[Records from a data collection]
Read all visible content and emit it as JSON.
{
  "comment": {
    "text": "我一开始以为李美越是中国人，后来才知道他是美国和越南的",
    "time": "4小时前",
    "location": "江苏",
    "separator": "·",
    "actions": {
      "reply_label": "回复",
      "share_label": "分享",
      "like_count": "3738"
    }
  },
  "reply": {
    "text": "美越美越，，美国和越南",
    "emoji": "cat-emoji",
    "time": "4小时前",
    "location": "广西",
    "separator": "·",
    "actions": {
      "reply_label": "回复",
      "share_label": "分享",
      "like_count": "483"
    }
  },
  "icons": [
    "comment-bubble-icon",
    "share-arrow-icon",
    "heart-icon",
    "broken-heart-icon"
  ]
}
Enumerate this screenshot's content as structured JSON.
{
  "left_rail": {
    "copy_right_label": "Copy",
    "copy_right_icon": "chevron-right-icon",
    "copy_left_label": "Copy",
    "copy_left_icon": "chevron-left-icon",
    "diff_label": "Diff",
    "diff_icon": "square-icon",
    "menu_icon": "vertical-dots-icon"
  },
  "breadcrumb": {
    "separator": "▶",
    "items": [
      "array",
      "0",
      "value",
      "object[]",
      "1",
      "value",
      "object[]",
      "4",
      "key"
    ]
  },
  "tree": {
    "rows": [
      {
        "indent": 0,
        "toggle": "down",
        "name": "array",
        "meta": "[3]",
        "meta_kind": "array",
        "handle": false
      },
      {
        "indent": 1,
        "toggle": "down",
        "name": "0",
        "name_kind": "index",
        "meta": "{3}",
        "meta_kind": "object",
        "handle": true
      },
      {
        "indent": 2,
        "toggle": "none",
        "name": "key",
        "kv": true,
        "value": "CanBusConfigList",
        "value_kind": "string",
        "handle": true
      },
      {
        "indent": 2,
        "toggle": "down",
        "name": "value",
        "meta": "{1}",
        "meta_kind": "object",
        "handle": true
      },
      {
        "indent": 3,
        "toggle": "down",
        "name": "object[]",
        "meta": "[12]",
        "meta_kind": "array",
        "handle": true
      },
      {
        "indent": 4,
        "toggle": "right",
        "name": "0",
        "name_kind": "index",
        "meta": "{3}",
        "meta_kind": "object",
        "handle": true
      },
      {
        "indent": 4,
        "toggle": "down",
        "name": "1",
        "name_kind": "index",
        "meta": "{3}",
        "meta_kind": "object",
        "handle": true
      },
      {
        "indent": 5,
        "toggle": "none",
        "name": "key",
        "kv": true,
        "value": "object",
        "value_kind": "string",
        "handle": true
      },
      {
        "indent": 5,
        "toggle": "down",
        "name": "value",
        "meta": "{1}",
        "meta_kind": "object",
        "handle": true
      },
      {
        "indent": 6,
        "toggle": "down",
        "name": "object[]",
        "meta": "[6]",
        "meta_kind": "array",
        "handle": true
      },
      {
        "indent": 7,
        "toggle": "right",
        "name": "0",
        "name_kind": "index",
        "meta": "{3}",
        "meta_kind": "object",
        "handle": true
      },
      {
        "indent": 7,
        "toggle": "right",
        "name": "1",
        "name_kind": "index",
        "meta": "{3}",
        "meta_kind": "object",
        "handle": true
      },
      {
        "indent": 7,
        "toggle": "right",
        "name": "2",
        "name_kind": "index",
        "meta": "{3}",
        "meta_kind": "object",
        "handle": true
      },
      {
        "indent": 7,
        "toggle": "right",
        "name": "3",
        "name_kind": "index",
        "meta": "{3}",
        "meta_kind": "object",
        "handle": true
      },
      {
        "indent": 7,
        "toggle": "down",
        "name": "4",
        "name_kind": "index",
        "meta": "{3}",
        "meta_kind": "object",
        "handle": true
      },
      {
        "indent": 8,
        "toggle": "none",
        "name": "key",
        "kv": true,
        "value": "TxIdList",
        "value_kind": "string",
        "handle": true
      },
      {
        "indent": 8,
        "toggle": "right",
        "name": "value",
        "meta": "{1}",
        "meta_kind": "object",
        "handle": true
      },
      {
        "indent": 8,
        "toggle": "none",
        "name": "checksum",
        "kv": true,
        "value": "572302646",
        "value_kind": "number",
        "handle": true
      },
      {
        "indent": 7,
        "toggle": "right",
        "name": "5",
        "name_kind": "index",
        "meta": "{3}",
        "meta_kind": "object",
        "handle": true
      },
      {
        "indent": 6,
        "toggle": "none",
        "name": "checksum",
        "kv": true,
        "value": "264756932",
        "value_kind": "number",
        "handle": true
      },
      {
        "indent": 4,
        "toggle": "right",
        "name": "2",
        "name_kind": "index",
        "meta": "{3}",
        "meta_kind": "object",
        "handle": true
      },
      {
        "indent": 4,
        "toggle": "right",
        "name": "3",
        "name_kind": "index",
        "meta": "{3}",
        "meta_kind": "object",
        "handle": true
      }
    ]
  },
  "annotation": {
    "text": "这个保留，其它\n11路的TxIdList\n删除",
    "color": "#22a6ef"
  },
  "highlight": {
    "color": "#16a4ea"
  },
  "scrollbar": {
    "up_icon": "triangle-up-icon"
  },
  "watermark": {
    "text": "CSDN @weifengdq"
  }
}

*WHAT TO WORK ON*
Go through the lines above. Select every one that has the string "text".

*WRITTEN ANSWER*
    "text": "我一开始以为李美越是中国人，后来才知道他是美国和越南的",
    "text": "美越美越，，美国和越南",
    "text": "这个保留，其它\n11路的TxIdList\n删除",
    "text": "CSDN @weifengdq"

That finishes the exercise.